Tuesday, July 31, 2012

Seven Seconds of Terror for NASA

Early Monday morning, August 6th NASA will experience what it has been calling seven seconds of terror. That is when the Mars Science Laboratory Curiosity lands on Mars. Curiosity is the latest in the Mars Rover series of vehicles and is the largest rover to be landed to date. Curiosity was launched on November 26, 2011 and will land at 12:31 am Central Daylight Time on August 6, 2012. Now you may be thinking big deal they are landing an unmanned vehicle on Mars.

Well the big deal is that it will approach Mars at about 13,000 mph; then comes the guided entry and deceleration with small rockets to about 1,000 mph; at 900mph a 100 pound parachute, that must withstand 65,000 pounds of force deploys; at 370 mph the heat shield separates, if this does not happen then the radar altimeters and cameras do not work; then comes a powered decent to about 70 mph, at 2 mph a sky crane will lower Curiosity to the Martin surface, at 0 mph from a height of 25 feet, then explosives cut the cables and the descent stage which flies away to crash landing away from Curiosity. At about 2 minutes before touchdown Curiosity's cameras will begin taking photographs at the rate of 5 frames per second.

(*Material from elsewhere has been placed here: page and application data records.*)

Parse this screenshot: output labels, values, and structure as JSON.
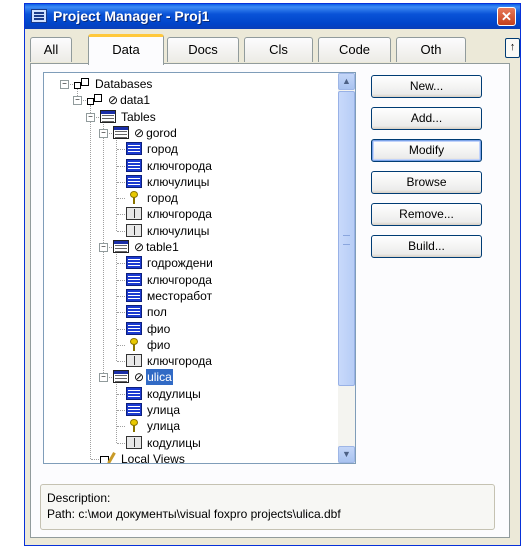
{
  "window": {
    "title": "Project Manager - Proj1",
    "close_glyph": "✕"
  },
  "tabs": [
    "All",
    "Data",
    "Docs",
    "Cls",
    "Code",
    "Oth"
  ],
  "tab_scroll_glyph": "↑",
  "tree": [
    {
      "text": "Databases",
      "icon": "database-icon",
      "level": 0,
      "toggle": "−",
      "null": false
    },
    {
      "text": "data1",
      "icon": "database-icon",
      "level": 1,
      "toggle": "−",
      "null": true
    },
    {
      "text": "Tables",
      "icon": "table-icon",
      "level": 2,
      "toggle": "−",
      "null": false
    },
    {
      "text": "gorod",
      "icon": "table-icon",
      "level": 3,
      "toggle": "−",
      "null": true
    },
    {
      "text": "город",
      "icon": "field-icon",
      "level": 4
    },
    {
      "text": "ключгорода",
      "icon": "field-icon",
      "level": 4
    },
    {
      "text": "ключулицы",
      "icon": "field-icon",
      "level": 4
    },
    {
      "text": "город",
      "icon": "key-icon",
      "level": 4
    },
    {
      "text": "ключгорода",
      "icon": "index-icon",
      "level": 4
    },
    {
      "text": "ключулицы",
      "icon": "index-icon",
      "level": 4
    },
    {
      "text": "table1",
      "icon": "table-icon",
      "level": 3,
      "toggle": "−",
      "null": true
    },
    {
      "text": "годрождени",
      "icon": "field-icon",
      "level": 4
    },
    {
      "text": "ключгорода",
      "icon": "field-icon",
      "level": 4
    },
    {
      "text": "месторабот",
      "icon": "field-icon",
      "level": 4
    },
    {
      "text": "пол",
      "icon": "field-icon",
      "level": 4
    },
    {
      "text": "фио",
      "icon": "field-icon",
      "level": 4
    },
    {
      "text": "фио",
      "icon": "key-icon",
      "level": 4
    },
    {
      "text": "ключгорода",
      "icon": "index-icon",
      "level": 4
    },
    {
      "text": "ulica",
      "icon": "table-icon",
      "level": 3,
      "toggle": "−",
      "null": true,
      "selected": true
    },
    {
      "text": "кодулицы",
      "icon": "field-icon",
      "level": 4
    },
    {
      "text": "улица",
      "icon": "field-icon",
      "level": 4
    },
    {
      "text": "улица",
      "icon": "key-icon",
      "level": 4
    },
    {
      "text": "кодулицы",
      "icon": "index-icon",
      "level": 4
    },
    {
      "text": "Local Views",
      "icon": "view-icon",
      "level": 2
    }
  ],
  "null_glyph": "⊘",
  "buttons": [
    {
      "label": "New...",
      "focused": false
    },
    {
      "label": "Add...",
      "focused": false
    },
    {
      "label": "Modify",
      "focused": true
    },
    {
      "label": "Browse",
      "focused": false
    },
    {
      "label": "Remove...",
      "focused": false
    },
    {
      "label": "Build...",
      "focused": false
    }
  ],
  "scroll": {
    "up": "▲",
    "down": "▼"
  },
  "description": {
    "label": "Description:",
    "path": "Path: c:\\мои документы\\visual foxpro projects\\ulica.dbf"
  }
}
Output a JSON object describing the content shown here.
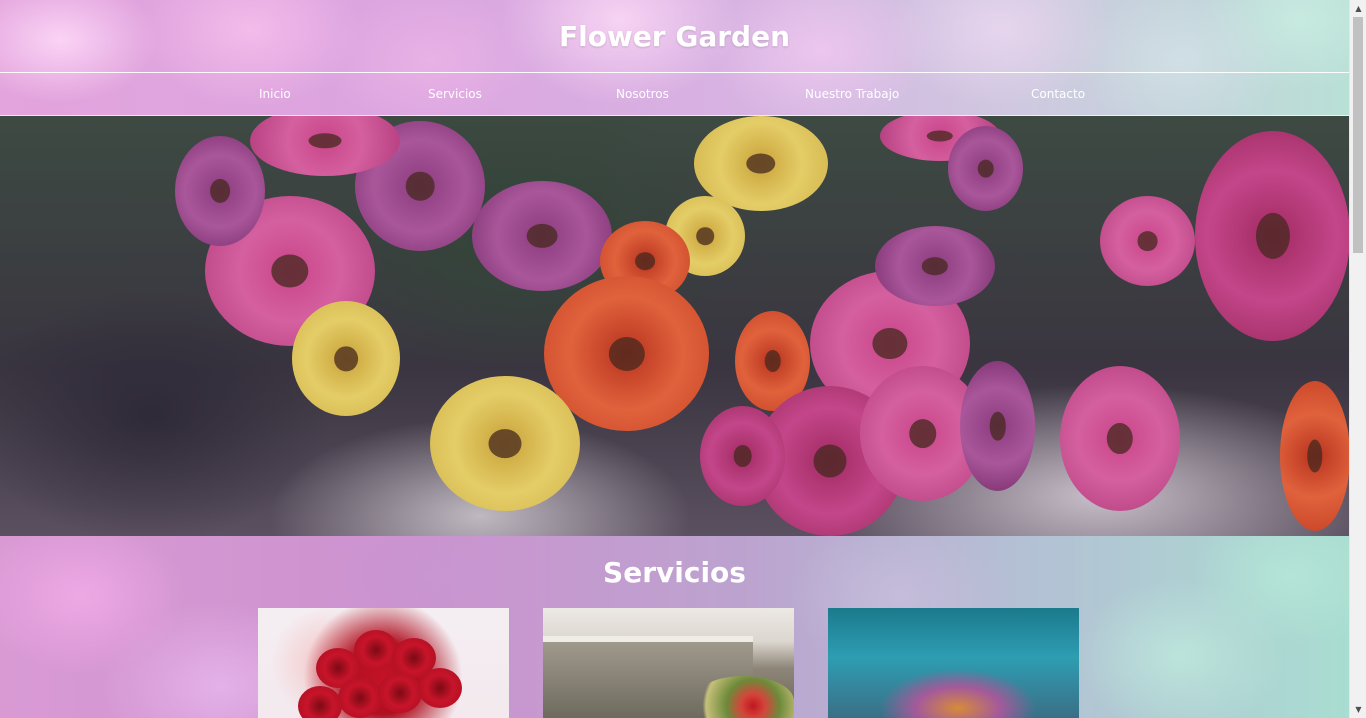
{
  "site": {
    "title": "Flower Garden"
  },
  "nav": {
    "items": [
      {
        "label": "Inicio"
      },
      {
        "label": "Servicios"
      },
      {
        "label": "Nosotros"
      },
      {
        "label": "Nuestro Trabajo"
      },
      {
        "label": "Contacto"
      }
    ]
  },
  "hero": {
    "icon": "flowers-image"
  },
  "services": {
    "title": "Servicios",
    "cards": [
      {
        "icon": "red-roses-bouquet-image"
      },
      {
        "icon": "flower-arrangement-doorway-image"
      },
      {
        "icon": "flower-stand-image"
      }
    ]
  },
  "scrollbar": {
    "up_icon": "▲",
    "down_icon": "▼"
  },
  "colors": {
    "text": "#ffffff",
    "nav_border": "#ffffff",
    "scrollbar_track": "#f1f1f1",
    "scrollbar_thumb": "#c1c1c1"
  }
}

Now for the seven minutes of terror. From the time Curiosity enters the Martin atmosphere it will take seven minutes for it to touchdown. Because of the distance that Mars is from Earth it takes 14 minutes for a radio signal from Mars to reach Earth. So when the signal is received on Earth that Curiosity has entered the Martin atmosphere it will have been on the surface for seven minutes and Curiosity will either be exploring or a pile of scrap on the Martin surface. As you can tell there are many things that can go wrong with this mission. I know I plan to be watching to hopefully see the first pictures of a spacecraft actually landing on another planet. NASA TV will have coverage as will www.nasa.gov .

For a NASA video of the Seven Minutes of Terror see:

For more information on Curiosity see: http://solarsystem.nasa.gov/news/msl_landing.cfm

1 comment:

Lisa B. said...

Thanks for explaining all that to us. Great information!